_WHAT YOU ARE ASKED TO DO_
Every record that follows must be duplicated exactly, with images left out.

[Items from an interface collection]
◆ ◆ ◆ ◆ ◆ ◆ ◆

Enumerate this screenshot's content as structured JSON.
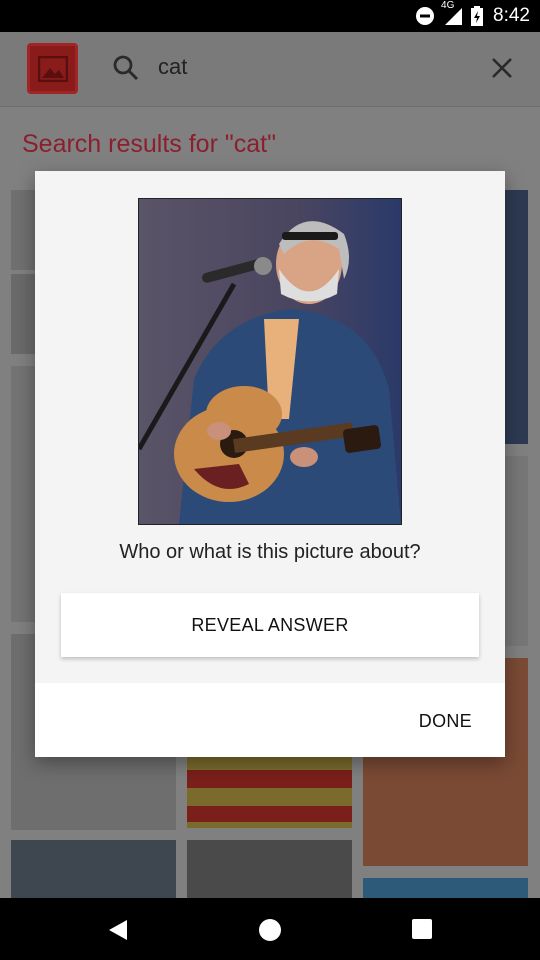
{
  "status_bar": {
    "network": "4G",
    "time": "8:42",
    "icons": [
      "do-not-disturb-icon",
      "signal-icon",
      "battery-icon"
    ]
  },
  "app_bar": {
    "logo_icon": "image-icon",
    "search_icon": "search-icon",
    "query": "cat",
    "clear_icon": "close-icon"
  },
  "results": {
    "title": "Search results for \"cat\""
  },
  "dialog": {
    "image_icon": "photo",
    "question": "Who or what is this picture about?",
    "reveal_label": "REVEAL ANSWER",
    "done_label": "DONE"
  },
  "nav_bar": {
    "back_icon": "back-icon",
    "home_icon": "home-icon",
    "recents_icon": "recents-icon"
  },
  "colors": {
    "accent": "#c2185b",
    "logo": "#d32f2f"
  }
}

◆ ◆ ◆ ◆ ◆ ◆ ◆

_ANSWER FOR THIS EXERCISE_
Enumerate this screenshot's content as structured JSON.
{
  "status_bar": {
    "network": "4G",
    "time": "8:42",
    "icons": [
      "do-not-disturb-icon",
      "signal-icon",
      "battery-icon"
    ]
  },
  "app_bar": {
    "logo_icon": "image-icon",
    "search_icon": "search-icon",
    "query": "cat",
    "clear_icon": "close-icon"
  },
  "results": {
    "title": "Search results for \"cat\""
  },
  "dialog": {
    "image_icon": "photo",
    "question": "Who or what is this picture about?",
    "reveal_label": "REVEAL ANSWER",
    "done_label": "DONE"
  },
  "nav_bar": {
    "back_icon": "back-icon",
    "home_icon": "home-icon",
    "recents_icon": "recents-icon"
  },
  "colors": {
    "accent": "#c2185b",
    "logo": "#d32f2f"
  }
}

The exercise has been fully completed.